Cacioppo and Petty created the Need for Cognition Scale in 1982. The original scale included 34 questions. Two years later, Cacioppo and Petty collaborated with Chuan Feng Kao to shorten the scale to the 18-item format. The 18-item Need for Cognition Scale has been used in several settings. Investigators have used the scale to examine (a) the relationship between students’ need for cognition and their academic performance (Sadowski & Gulgoz, 1992a, 1996; Tolentino, Curry, & Leak, 1990), (b) how one’s need for cognition and religious views impact satisfaction with one’s life (Gauthier, Christopher, Walter, Mourad, & Marek, 2006), (c) how jurors’ need for cognition influences their legal decisions (Bornstein, 2004), and (d) how college students’ need for cognition influences their self-reported satisfaction with their lives as a whole (Coutinho & Woolery, 2004).

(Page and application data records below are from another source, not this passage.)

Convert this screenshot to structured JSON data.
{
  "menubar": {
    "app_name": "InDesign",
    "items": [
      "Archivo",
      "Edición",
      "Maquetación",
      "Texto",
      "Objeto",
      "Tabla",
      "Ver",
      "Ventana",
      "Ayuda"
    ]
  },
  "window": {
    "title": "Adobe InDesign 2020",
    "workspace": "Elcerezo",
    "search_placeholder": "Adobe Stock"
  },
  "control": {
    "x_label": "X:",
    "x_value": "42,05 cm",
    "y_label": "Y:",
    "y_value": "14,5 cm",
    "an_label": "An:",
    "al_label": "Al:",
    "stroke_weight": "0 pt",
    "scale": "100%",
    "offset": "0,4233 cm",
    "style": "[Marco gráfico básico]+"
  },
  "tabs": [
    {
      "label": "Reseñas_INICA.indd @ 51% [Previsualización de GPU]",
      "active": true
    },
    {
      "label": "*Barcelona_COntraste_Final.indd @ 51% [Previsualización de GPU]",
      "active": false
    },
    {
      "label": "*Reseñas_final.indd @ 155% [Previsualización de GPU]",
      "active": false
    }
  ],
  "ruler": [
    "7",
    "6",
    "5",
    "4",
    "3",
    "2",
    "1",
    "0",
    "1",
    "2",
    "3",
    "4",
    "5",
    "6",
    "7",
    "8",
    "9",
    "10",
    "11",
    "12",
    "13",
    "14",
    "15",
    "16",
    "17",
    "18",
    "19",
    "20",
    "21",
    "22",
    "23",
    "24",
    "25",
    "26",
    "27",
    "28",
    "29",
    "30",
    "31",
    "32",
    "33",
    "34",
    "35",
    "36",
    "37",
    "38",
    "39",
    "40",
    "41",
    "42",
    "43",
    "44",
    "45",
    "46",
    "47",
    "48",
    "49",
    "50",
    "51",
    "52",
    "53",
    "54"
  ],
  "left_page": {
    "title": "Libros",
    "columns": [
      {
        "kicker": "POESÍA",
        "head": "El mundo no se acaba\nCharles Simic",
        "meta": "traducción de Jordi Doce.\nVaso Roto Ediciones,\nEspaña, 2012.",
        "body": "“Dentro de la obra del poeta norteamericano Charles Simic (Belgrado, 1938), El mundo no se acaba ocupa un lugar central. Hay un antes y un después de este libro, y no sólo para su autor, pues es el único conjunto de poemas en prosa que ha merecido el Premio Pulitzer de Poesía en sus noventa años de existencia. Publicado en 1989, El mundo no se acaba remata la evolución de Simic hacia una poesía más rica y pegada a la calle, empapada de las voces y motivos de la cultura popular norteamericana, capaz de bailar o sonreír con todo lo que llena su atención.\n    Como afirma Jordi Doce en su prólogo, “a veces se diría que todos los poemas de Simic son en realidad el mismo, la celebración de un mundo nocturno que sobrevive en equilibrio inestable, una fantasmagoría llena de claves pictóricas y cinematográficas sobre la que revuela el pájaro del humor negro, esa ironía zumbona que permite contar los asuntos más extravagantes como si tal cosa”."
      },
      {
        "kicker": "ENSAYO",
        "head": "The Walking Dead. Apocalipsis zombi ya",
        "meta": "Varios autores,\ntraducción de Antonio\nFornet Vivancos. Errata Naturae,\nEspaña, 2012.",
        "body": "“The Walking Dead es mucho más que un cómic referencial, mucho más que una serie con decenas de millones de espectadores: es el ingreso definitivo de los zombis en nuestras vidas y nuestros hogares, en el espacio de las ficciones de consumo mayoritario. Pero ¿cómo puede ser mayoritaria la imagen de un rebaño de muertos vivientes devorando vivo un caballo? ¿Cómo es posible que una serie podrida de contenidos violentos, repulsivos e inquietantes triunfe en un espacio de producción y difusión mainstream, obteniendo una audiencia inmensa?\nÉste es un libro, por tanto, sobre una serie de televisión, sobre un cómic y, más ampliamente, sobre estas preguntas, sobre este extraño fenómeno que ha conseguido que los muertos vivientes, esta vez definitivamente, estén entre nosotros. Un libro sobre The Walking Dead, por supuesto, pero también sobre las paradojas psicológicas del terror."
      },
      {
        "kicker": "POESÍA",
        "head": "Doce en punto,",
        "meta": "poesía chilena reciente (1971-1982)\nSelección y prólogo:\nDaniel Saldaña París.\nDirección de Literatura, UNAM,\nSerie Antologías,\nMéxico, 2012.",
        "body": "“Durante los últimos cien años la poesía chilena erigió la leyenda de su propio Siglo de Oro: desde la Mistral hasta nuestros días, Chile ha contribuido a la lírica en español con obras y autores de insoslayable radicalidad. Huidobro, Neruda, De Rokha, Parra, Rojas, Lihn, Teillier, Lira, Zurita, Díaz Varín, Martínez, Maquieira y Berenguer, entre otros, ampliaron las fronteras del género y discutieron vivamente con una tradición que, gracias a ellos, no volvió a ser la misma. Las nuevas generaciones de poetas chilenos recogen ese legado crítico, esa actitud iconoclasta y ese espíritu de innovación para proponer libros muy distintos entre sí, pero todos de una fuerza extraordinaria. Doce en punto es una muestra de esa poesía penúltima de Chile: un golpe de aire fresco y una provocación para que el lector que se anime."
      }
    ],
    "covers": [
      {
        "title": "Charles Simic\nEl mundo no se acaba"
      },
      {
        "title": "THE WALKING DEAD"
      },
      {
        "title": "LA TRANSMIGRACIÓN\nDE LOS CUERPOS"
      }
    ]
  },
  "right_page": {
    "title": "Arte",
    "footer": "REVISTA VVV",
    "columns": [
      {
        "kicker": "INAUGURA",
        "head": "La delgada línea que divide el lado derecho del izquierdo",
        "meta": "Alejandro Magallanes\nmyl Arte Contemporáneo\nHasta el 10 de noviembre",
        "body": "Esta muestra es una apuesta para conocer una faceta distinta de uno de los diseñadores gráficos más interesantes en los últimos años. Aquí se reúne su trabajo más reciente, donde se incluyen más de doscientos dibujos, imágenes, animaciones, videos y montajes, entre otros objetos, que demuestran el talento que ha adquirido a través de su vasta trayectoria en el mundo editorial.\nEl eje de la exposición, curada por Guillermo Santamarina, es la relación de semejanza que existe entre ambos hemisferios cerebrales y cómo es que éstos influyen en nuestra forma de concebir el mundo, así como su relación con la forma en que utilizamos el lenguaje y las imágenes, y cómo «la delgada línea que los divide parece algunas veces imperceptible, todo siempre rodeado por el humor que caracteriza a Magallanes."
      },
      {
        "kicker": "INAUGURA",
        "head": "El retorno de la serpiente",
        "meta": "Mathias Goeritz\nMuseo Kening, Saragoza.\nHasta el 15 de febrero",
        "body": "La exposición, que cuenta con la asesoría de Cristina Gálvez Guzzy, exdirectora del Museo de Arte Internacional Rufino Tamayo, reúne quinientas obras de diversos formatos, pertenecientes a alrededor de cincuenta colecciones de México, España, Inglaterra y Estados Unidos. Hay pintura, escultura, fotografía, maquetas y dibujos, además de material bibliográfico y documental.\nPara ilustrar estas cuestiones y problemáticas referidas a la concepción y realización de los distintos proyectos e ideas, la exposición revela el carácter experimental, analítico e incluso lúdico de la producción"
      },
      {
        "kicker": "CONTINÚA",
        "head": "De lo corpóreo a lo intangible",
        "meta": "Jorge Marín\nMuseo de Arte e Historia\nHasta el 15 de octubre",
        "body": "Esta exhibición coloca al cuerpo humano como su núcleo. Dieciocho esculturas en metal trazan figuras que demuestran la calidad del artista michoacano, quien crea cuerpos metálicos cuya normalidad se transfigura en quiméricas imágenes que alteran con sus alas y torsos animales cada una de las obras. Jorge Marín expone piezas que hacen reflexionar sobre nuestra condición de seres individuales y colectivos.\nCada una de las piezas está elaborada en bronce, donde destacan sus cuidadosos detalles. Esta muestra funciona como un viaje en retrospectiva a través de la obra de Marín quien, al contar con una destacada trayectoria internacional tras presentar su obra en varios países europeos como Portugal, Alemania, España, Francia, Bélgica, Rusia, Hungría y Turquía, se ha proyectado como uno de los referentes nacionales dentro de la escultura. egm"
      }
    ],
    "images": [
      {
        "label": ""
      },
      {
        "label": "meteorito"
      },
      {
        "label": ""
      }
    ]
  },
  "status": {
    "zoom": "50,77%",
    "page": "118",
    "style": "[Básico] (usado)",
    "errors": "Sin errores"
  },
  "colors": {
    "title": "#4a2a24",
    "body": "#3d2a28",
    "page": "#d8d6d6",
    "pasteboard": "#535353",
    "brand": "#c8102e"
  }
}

Based on previous research, the Need for Cognition Scale appears to be a valid and reliable measure of individuals’ tendencies to pursue and enjoy the process of thinking—that is, of their "need for cognition" (Cacioppo & Petty, 1982; Cacioppo, Petty, Feinstein, & Jarvis, 1996; Cacioppo et al., 1984; Sadowski, 1993; Sadowski & Gulgoz, 1992b). Need for Cognition scores are not influenced by whether an individual is male or female, or by differences in the individual’s level of test-taking anxiety or cognitive style (the particular way that an individual accumulates and merges information during the thinking process). In general, scores on the Need for Cognition Scale also are not impacted by whether or not the individuals are trying to paint a favorable picture of themselves (Cacioppo & Petty, 1982).